Unless you were born on the younger side of the 1990's, you probably remember the Sony Walkman, at the time an ingenious device that allowed you to listen to music and radio while on the run, revolutionizing the way people exercised and interacted with the outdoors.
All of us know about the iPod by now, which begs the inevitable question: which gadget is really better?
The Christian Science Monitor asked the question last month, noting the 30-year anniversary of the Walkman's release (this past July 1st). Sure, they're a part of our history, given the quick-moving advances of the digital world, but are Sony Walkmans an ancient relic of the past, or a still-relevant digital throwback?
Some who tried wearing one recently were met with some degree of ridicule. After all, one would expect Marty McFly to travel to our current generation from the middle of the 1980's with his Walkman in tow - not present-day people. It's hard not to be noticed wearing a Sony Walkman - it's more brick-like construction is best suited for a belt clip and can't sneak into your pocket or backpack quite so easily as an iPod.
One advantage of the Walkman over the iPod was found: two headphone jacks meant that two sets of headphones can be used on the Walkman, allowing two people to enjoy the same music without sharing the same pair of ear pieces.
In order to properly weigh each device against each other, some degree of cultural relativism will have to be employed. Sony's Walkman was impressive for its era, just as today's iPod has revolutionized the way we think about and listen to music. If the iPod dominates the Walkman in terms of amount and variety of audio potential, the Walkman still deserves credit for calling attention to the need of portable music in the first place.
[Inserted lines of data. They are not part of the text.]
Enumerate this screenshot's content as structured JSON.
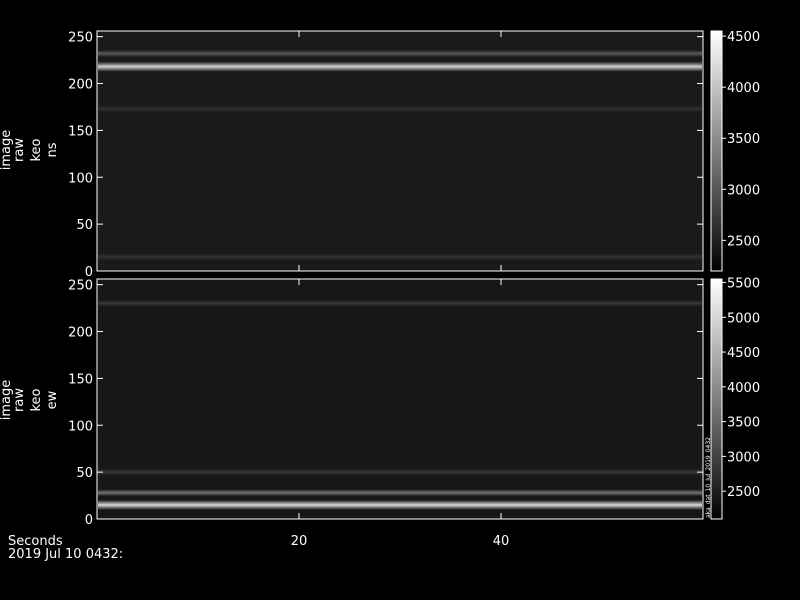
{
  "chart_data": [
    {
      "type": "heatmap",
      "ylabel_lines": [
        "image",
        "raw",
        "keo",
        "ns"
      ],
      "xlim": [
        0,
        60
      ],
      "ylim": [
        0,
        256
      ],
      "yticks": [
        0,
        50,
        100,
        150,
        200,
        250
      ],
      "colorbar": {
        "range": [
          2200,
          4550
        ],
        "ticks": [
          2500,
          3000,
          3500,
          4000,
          4500
        ]
      },
      "bright_bands": [
        {
          "row": 218,
          "intensity": 0.82
        },
        {
          "row": 232,
          "intensity": 0.35
        },
        {
          "row": 173,
          "intensity": 0.18
        },
        {
          "row": 15,
          "intensity": 0.2
        }
      ],
      "background_intensity": 0.1
    },
    {
      "type": "heatmap",
      "ylabel_lines": [
        "image",
        "raw",
        "keo",
        "ew"
      ],
      "xlim": [
        0,
        60
      ],
      "ylim": [
        0,
        256
      ],
      "yticks": [
        0,
        50,
        100,
        150,
        200,
        250
      ],
      "colorbar": {
        "range": [
          2100,
          5550
        ],
        "ticks": [
          2500,
          3000,
          3500,
          4000,
          4500,
          5000,
          5500
        ]
      },
      "colorbar_annotation": "aka_dat_10_Jul_2019_0432",
      "bright_bands": [
        {
          "row": 15,
          "intensity": 0.85
        },
        {
          "row": 28,
          "intensity": 0.45
        },
        {
          "row": 50,
          "intensity": 0.22
        },
        {
          "row": 230,
          "intensity": 0.22
        }
      ],
      "background_intensity": 0.09
    }
  ],
  "xaxis": {
    "label": "Seconds",
    "ticks": [
      20,
      40
    ]
  },
  "footer": "2019 Jul 10 0432:"
}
As much as the current generation might enjoy looking down on the portable options of the past, we have to realize that the ever-accelerating world of digital technology will probably make the iPod look ancient in a matter of years. After all, the original iPod wasn't equipped with the type of technology now packed into iPhones and Palm Pre's. So take it easy on the Walkman: it was your dad's iPod.